Records excerpted from a collection:
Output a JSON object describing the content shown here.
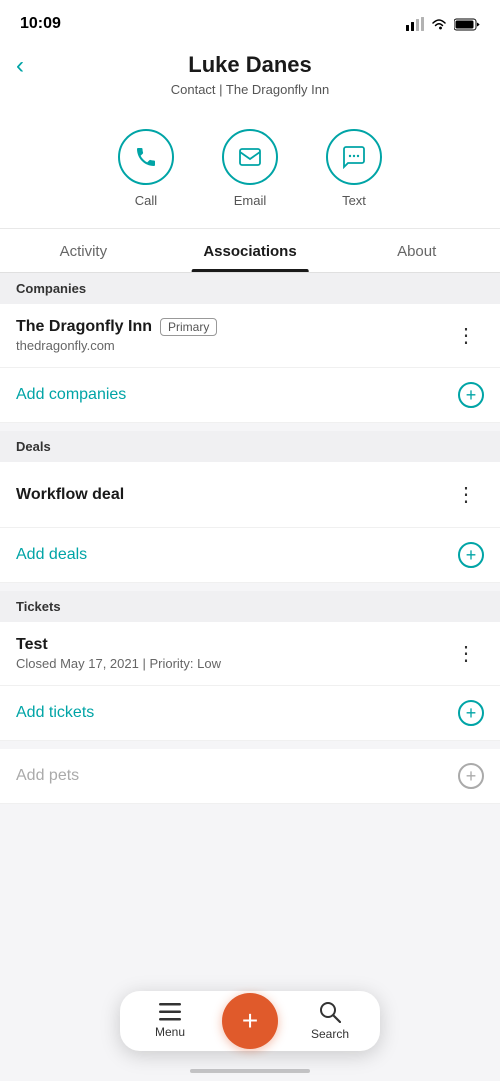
{
  "statusBar": {
    "time": "10:09"
  },
  "header": {
    "backLabel": "‹",
    "contactName": "Luke Danes",
    "subtitle": "Contact | The Dragonfly Inn"
  },
  "actions": [
    {
      "id": "call",
      "label": "Call"
    },
    {
      "id": "email",
      "label": "Email"
    },
    {
      "id": "text",
      "label": "Text"
    }
  ],
  "tabs": [
    {
      "id": "activity",
      "label": "Activity",
      "active": false
    },
    {
      "id": "associations",
      "label": "Associations",
      "active": true
    },
    {
      "id": "about",
      "label": "About",
      "active": false
    }
  ],
  "sections": {
    "companies": {
      "header": "Companies",
      "items": [
        {
          "name": "The Dragonfly Inn",
          "badge": "Primary",
          "url": "thedragonfly.com"
        }
      ],
      "addLabel": "Add companies"
    },
    "deals": {
      "header": "Deals",
      "items": [
        {
          "name": "Workflow deal"
        }
      ],
      "addLabel": "Add deals"
    },
    "tickets": {
      "header": "Tickets",
      "items": [
        {
          "name": "Test",
          "meta": "Closed May 17, 2021 | Priority: Low"
        }
      ],
      "addLabel": "Add tickets"
    },
    "pets": {
      "addLabel": "Add pets",
      "muted": true
    }
  },
  "bottomNav": {
    "menuLabel": "Menu",
    "searchLabel": "Search"
  }
}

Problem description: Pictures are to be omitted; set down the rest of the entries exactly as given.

Task response:
Output a JSON object describing the content shown here.
{
  "statusBar": {
    "time": "10:09"
  },
  "header": {
    "backLabel": "‹",
    "contactName": "Luke Danes",
    "subtitle": "Contact | The Dragonfly Inn"
  },
  "actions": [
    {
      "id": "call",
      "label": "Call"
    },
    {
      "id": "email",
      "label": "Email"
    },
    {
      "id": "text",
      "label": "Text"
    }
  ],
  "tabs": [
    {
      "id": "activity",
      "label": "Activity",
      "active": false
    },
    {
      "id": "associations",
      "label": "Associations",
      "active": true
    },
    {
      "id": "about",
      "label": "About",
      "active": false
    }
  ],
  "sections": {
    "companies": {
      "header": "Companies",
      "items": [
        {
          "name": "The Dragonfly Inn",
          "badge": "Primary",
          "url": "thedragonfly.com"
        }
      ],
      "addLabel": "Add companies"
    },
    "deals": {
      "header": "Deals",
      "items": [
        {
          "name": "Workflow deal"
        }
      ],
      "addLabel": "Add deals"
    },
    "tickets": {
      "header": "Tickets",
      "items": [
        {
          "name": "Test",
          "meta": "Closed May 17, 2021 | Priority: Low"
        }
      ],
      "addLabel": "Add tickets"
    },
    "pets": {
      "addLabel": "Add pets",
      "muted": true
    }
  },
  "bottomNav": {
    "menuLabel": "Menu",
    "searchLabel": "Search"
  }
}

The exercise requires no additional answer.